A certificate of ordination, confirming the promotion of Eustache Chartier de Lotbinière from cleric to the rank of acolyte, documents his career in the church. Some records chronicle the role that Michel-Eustache-Gaspard-Alain Chartier de Lotbinière played in the military and politics of the Province of Quebec and Lower Canada: an order signed by Governor Guy Carleton directing Chartier de Lotbinière to inspect and take inventory of militiamen (1775), and two orders inviting him to join the Legislative Council (1796 and 1800).

In addition, the fonds contains several receipts for expenses incurred by Robert Unwin Harwood at various Montreal merchants like Gibb, Lymans & Savage and Molson. There are also insurance receipts, receipts for membership in various organizations and institutions, including the Montreal Library and the St. George Society, receipts for subscriptions to publications such as the Montreal Herald, the Daily Pilot, Le Progrès, La Minerve, the New York Albion, and some banknotes. These documents date primarily from the 19th century.

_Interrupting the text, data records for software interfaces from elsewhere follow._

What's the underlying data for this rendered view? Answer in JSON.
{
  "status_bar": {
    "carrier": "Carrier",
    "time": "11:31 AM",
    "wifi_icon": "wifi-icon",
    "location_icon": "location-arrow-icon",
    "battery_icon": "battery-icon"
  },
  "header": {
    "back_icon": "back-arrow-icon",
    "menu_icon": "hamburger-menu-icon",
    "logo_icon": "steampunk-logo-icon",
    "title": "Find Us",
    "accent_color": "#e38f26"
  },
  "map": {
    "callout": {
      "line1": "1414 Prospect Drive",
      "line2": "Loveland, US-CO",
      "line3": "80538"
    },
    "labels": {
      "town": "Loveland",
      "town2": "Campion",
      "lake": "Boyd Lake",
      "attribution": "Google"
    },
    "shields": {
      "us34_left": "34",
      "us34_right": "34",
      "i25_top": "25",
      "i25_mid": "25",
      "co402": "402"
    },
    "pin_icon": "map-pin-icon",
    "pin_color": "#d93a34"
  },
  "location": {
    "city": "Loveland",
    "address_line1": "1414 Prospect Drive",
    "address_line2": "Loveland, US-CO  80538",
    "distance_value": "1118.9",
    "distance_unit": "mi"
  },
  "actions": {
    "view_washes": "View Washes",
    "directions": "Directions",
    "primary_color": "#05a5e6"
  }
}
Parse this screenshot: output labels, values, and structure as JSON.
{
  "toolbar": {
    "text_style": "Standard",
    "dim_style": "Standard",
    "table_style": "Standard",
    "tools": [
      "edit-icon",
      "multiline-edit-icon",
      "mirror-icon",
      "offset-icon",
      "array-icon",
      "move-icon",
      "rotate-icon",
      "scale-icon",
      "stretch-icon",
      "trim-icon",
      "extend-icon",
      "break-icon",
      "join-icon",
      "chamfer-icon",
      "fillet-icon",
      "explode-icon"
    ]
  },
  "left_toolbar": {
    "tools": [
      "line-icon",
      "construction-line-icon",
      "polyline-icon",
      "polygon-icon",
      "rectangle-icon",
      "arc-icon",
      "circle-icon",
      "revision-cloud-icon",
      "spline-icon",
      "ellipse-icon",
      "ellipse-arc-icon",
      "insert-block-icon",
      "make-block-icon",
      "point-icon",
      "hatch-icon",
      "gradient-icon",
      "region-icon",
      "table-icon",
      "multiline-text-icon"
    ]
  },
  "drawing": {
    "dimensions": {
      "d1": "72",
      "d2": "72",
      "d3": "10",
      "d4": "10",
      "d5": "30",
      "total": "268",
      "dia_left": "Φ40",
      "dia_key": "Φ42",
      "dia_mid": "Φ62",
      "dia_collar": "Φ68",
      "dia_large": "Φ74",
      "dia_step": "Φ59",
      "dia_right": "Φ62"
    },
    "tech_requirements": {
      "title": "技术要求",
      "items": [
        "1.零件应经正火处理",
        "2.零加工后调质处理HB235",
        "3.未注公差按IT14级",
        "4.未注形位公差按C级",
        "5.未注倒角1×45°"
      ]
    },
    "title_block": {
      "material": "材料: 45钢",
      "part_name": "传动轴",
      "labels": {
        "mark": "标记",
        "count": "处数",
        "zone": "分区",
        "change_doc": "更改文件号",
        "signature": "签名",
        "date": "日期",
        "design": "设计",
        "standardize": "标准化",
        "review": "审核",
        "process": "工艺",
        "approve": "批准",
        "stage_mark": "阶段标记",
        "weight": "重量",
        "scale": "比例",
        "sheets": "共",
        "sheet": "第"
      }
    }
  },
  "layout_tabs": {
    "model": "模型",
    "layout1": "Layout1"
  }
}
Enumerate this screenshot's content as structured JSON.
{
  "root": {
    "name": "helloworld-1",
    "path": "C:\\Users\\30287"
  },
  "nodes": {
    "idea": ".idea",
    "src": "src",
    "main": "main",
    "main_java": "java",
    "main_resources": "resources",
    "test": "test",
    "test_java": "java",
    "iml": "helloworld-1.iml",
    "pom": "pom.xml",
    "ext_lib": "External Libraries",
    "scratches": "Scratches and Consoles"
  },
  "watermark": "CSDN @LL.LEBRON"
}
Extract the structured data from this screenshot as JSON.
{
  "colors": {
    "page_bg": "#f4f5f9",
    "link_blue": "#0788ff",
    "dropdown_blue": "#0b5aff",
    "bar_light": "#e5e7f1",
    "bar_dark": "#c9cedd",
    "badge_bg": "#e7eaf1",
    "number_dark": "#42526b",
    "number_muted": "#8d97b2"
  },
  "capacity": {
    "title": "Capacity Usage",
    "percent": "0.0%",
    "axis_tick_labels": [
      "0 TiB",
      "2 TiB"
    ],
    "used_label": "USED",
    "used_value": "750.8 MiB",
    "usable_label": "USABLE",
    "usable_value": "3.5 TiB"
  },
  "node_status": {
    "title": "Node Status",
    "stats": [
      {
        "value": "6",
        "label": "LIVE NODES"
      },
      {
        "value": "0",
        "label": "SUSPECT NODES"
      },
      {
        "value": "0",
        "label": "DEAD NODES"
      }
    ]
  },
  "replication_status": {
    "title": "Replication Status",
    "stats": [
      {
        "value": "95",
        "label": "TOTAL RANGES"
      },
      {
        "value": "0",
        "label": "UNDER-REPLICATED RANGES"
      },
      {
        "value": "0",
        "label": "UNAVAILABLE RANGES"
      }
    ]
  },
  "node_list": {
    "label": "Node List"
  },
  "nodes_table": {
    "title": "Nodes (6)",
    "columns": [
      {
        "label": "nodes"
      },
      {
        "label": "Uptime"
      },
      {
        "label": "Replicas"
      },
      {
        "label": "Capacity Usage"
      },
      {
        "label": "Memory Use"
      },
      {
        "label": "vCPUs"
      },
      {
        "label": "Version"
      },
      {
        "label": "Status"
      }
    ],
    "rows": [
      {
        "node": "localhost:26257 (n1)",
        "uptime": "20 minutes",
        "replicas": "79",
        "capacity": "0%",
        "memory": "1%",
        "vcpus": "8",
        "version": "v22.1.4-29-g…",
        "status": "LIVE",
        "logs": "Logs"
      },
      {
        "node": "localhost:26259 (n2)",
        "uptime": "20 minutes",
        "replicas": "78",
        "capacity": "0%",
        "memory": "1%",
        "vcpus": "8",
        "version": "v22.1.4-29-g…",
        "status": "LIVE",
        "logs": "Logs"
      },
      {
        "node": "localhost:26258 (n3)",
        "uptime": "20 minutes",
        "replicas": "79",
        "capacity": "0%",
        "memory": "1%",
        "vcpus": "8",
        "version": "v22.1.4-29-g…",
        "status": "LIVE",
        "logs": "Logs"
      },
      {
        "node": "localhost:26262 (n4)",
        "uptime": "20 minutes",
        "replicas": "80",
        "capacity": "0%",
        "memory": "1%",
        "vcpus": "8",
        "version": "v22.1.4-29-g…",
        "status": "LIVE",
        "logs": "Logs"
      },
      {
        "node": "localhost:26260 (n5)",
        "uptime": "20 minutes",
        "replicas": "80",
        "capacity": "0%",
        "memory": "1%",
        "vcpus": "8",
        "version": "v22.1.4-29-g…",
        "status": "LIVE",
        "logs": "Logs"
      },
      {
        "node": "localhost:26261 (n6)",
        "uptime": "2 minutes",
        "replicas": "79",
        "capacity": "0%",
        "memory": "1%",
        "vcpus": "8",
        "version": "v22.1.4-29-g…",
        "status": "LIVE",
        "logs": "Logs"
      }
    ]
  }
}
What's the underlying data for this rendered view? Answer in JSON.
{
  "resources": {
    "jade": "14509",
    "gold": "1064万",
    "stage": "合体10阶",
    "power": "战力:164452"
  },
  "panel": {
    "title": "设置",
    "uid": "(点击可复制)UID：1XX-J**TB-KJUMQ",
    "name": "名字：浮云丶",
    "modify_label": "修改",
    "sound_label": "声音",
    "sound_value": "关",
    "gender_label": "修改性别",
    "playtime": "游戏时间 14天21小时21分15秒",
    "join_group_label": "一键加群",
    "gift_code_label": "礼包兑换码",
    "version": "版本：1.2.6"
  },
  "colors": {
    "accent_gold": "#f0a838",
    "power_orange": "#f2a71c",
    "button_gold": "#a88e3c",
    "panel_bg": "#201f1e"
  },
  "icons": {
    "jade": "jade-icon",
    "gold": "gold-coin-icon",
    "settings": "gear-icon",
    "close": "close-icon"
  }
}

A scrapbook (1838-1866) put together by Robert Unwin Harwood features press clippings on topics such as politics, geography, public health and literature.

Finally, the fonds contains a journal entitled Infantry Field Exercise (1867), whose owner is not identified. This book provides guidance on training militiamen and includes notes that appear to refer to an inventory of assets, dated January 1875.

Variations in title: Formerly known as the De Lotbinière-Harwood Families Fonds.

Source of title proper: Based on the creators of the fonds.

Physical condition: Several documents are fragile and some are damaged.

Immediate source of acquisition: The documents that make up this fonds include some from the original collection of David Ross McCord as well as others acquired in 2002 and 2008.

Arrangement: The former Fonds P117 was integrated into Fonds P292 in 2003.

Language: The documents are in French, English and Latin.

Associated material:

Centre d'archives de Vaudreuil-Soulanges: Fonds Famille Lotbinière-Harwood (P31)

BAnQ (Quebec City): Fonds Michel Chartier de Lotbinière (P163) and Fonds Famille Joly de Lotbinière (P351)

Documents related to the Chartier de Lotbinière and Harwood families are also preserved in several fonds and archival collections of individuals, families and institutions found in various BAnQ archives centres.

LAC: Fonds de la famille Chartier de Lotbinière (R11500-0-7-F)

Related groups of records: Other documents associated with the de Lotbinière family are preserved in the McCord's Thematic Resources collection (C069/B,456).

General note: An engraving illustrating Michel Chartier de Lotbinière's coat of arms (M2008.98.6) is preserved in the Paintings, Prints and Drawings collection. Other objects associated with the de Lotbinière family, including pieces of furniture, are preserved in the Dress, Fashion and Textiles and Decorative Arts collections of the McCord Museum.

The fonds is divided into the following series, sub-series, and files:


Last update: March 11, 2018